The UAE’s population is facing a silent health crisis, as research from GluCare Integrated Diabetes Center reveals that almost 15% of people in the UAE are living with Prediabetes. Often caused by lifestyle choices, it is most prevalent among UAE nationals, with around 19% of Emiratis and 15 of expatriates living with the condition.
Labeled a ‘ticking timebomb,’ Prediabetes, can cause serious and long-lasting health problems for patients and shows very few symptoms until it is in its advanced stages. Prediabetes is caused by the body not responding in the normal way to insulin produced by the pancreas. A naturally occurring hormone, insulin lets blood sugar into cells to use as energy. Prediabetes usually occurs in people who already have some insulin resistance or whose cells aren’t making enough insulin to keep blood glucose within the normal range. Eventually, without enough insulin, the extra glucose stays in the bloodstream and over time can develop Type 2 Diabetes.
With no clear symptoms in the early stages, prediabetes can go years without ever being detected, affecting around 1.2 million people in the UAE. Those aged over 30, who are overweight, have a relative with Type 2 Diabetes, have a family history of hypertension, cardiovascular disease, or elevated blood fats, and who are physically active less than three times a week, are those who are most at risk and should be screened as per the UAE guidelines. In some cases, the disease only reveals itself and its long-term implications when patients need urgent medical attention. Health experts at GluCare Integrated Diabetes Center, warn that Prediabetes patients almost always develop Type 2 Diabetes and are at increased risk of heart disease and stroke if it continues to be untreated.
Ihsan Almarzooqi, GluCare Co-Founder and Managing Director, said “Prediabetes is rising in the region and the number of people impacted is alarming. Prediabetes is reversible, Type 2 Diabetes is not, although it can go into remission, so proactivity in the treatment of this condition is critical. There are two ways of testing, first is to do an informal assessment of risk factors, usually best for asymptomatic adults, or the second option is to do a blood test.”
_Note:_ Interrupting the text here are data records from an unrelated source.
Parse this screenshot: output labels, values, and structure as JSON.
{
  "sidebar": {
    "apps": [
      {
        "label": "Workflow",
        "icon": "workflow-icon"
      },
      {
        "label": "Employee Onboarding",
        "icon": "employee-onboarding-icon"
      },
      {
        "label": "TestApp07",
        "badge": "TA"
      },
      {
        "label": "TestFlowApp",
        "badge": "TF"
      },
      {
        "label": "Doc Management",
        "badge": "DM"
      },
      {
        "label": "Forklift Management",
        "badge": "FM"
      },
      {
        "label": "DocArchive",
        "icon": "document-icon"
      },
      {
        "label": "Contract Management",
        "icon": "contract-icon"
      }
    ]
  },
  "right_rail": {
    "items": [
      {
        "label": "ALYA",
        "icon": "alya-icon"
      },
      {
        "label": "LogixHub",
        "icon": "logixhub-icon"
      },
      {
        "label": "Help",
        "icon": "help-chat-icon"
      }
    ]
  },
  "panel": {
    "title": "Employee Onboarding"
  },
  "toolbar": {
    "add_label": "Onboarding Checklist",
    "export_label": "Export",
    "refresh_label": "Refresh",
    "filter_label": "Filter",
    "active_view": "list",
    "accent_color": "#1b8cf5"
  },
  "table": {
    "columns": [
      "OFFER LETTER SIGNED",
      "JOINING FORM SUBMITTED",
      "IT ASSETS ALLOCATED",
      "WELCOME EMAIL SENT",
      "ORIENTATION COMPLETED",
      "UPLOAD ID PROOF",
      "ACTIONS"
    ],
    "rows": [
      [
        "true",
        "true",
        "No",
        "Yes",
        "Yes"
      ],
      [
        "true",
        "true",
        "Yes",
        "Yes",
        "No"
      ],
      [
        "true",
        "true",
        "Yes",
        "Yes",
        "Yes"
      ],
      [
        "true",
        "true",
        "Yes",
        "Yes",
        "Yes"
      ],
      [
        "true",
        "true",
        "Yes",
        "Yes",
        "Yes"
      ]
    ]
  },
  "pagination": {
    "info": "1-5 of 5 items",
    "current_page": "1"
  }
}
“The key to reversing Prediabetes is really all about education on the lifestyle choices that are needed and increasing awareness about how the foods we eat and the levels of physical activity we partake in can dramatically impact our health.”
HE added: “If you are diagnosed, there is still a really high chance that you will be able to cure this condition. The key to managing Prediabetes is to focus on preventative healthcare. Monitoring the condition in real-time as opposed to every three months with blood tests which is the traditional method of care, is essential. We have developed a number of technological aids that use artificial intelligence and continuous data to monitor and advise our patients in real-time, 24/7, and we partner this with understanding and empathetic medical professionals who look after our patients physical and mental needs, helping them to make the lifestyle changes they need to really improve their health,” said Dr. Almarzooqi.